I don’t have an answer but I have a growing concern that whatever we type into an app that goes online goes somewhere else. Can you say, ‘Browser History?’ Yes, the browser history is on my Mac, iPhone, and iPad, but does that history go somewhere else only to be downloaded and viewed by hackers, or government spooks?
So says a Russian forensics firm which says they extracted years of web browsing records from iCloud, Apple’s online cloud storage system. Russell Brandon has some of the scurrilous details, but the basic gist is this:
- Apple has been storing browser history on iCloud
- Apple now deletes browser history beyond two weeks
- Apple has not explained exactly what happened
Did you know your browser history from your Mac gets synced to your iPhone? I didn’t, either, but that’s more because I put in a few safety valves and purposely delete my Safari and Chrome browser histories, automatically, or manually.
Or, at least I thought they were deleted.
A couple of years ago I wrote about a utility I use to manage cookies and– so I thought– delete browser history. It’s a great app called Cookie which runs all the time on my Mac and deletes the Safari and Chrome browser history– and any cookies every x-number of minutes. Try it. You’ll like it.
Apple might think that synchronizing the browser history between Safari on the Mac and Safari on iPhone or iPad is a good thing, and I can see where it would be convenient, but it’s not something I want to do, and I suspect many of Apple’s customers feel the same way.
Supposedly, when you clear a browser history on, say, Safari on the Mac, it gets cleared for iPhone and iPad, too. A certain aforementioned Russian forensics firm might say otherwise. They found plenty of records which said browser history was deleted but the data remained and was clearly visible– and dated back to late 2015.
All of this begs the question, “How secure is iCloud?”
We know text messages in Messages are encrypted end-to-end but law enforcement agencies who capture one of the ends captures the other end, too. We know there isn’t really a safe and secure email system usable by mere mortals. But what about all the other files we save in our Mac’s Documents folder that gets synced to iCloud Drive? Where’s the security? True, all you need is an Apple ID and the right password and you’re in, but the Russian forensics experts didn’t have either and they found plenty of data including site names, URL’s, visit dates and times, and more.
Late last year I took some heat from readers about recommending an online backup system instead of Apple’s own Time Machine. The app is called Arq and it encrypts files and stores them to online cloud services, Amazon’s inexpensive S3 service among many.
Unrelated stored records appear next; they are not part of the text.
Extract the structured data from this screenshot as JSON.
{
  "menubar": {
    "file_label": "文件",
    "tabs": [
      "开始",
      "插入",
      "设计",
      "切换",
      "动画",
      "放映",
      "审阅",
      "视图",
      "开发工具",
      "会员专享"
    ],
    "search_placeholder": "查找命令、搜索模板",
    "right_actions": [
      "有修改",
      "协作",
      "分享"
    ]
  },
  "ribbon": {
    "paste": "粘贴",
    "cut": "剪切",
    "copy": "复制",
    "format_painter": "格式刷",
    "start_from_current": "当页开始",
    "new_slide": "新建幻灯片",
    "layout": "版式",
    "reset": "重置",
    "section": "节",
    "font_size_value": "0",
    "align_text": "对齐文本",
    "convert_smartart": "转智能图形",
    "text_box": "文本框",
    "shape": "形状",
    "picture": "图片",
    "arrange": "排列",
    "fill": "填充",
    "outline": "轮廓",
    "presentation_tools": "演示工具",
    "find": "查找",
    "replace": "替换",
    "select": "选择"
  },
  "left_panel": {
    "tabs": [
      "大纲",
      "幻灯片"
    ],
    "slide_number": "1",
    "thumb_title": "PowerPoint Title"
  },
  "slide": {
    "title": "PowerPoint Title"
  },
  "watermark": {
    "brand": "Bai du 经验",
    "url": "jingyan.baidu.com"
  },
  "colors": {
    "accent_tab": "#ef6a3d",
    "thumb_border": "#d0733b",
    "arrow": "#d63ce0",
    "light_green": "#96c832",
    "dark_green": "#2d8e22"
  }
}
That means they’re encrypted so you’re the only one who can open the file, and it’s moved off premise to the cloud. Isn’t that supposed to be one of the benefits of iCloud and iCloud Drive?
I want to trust my online storage vendors, but more and more they need to prove they have earned my trust. Apple is on the bubble.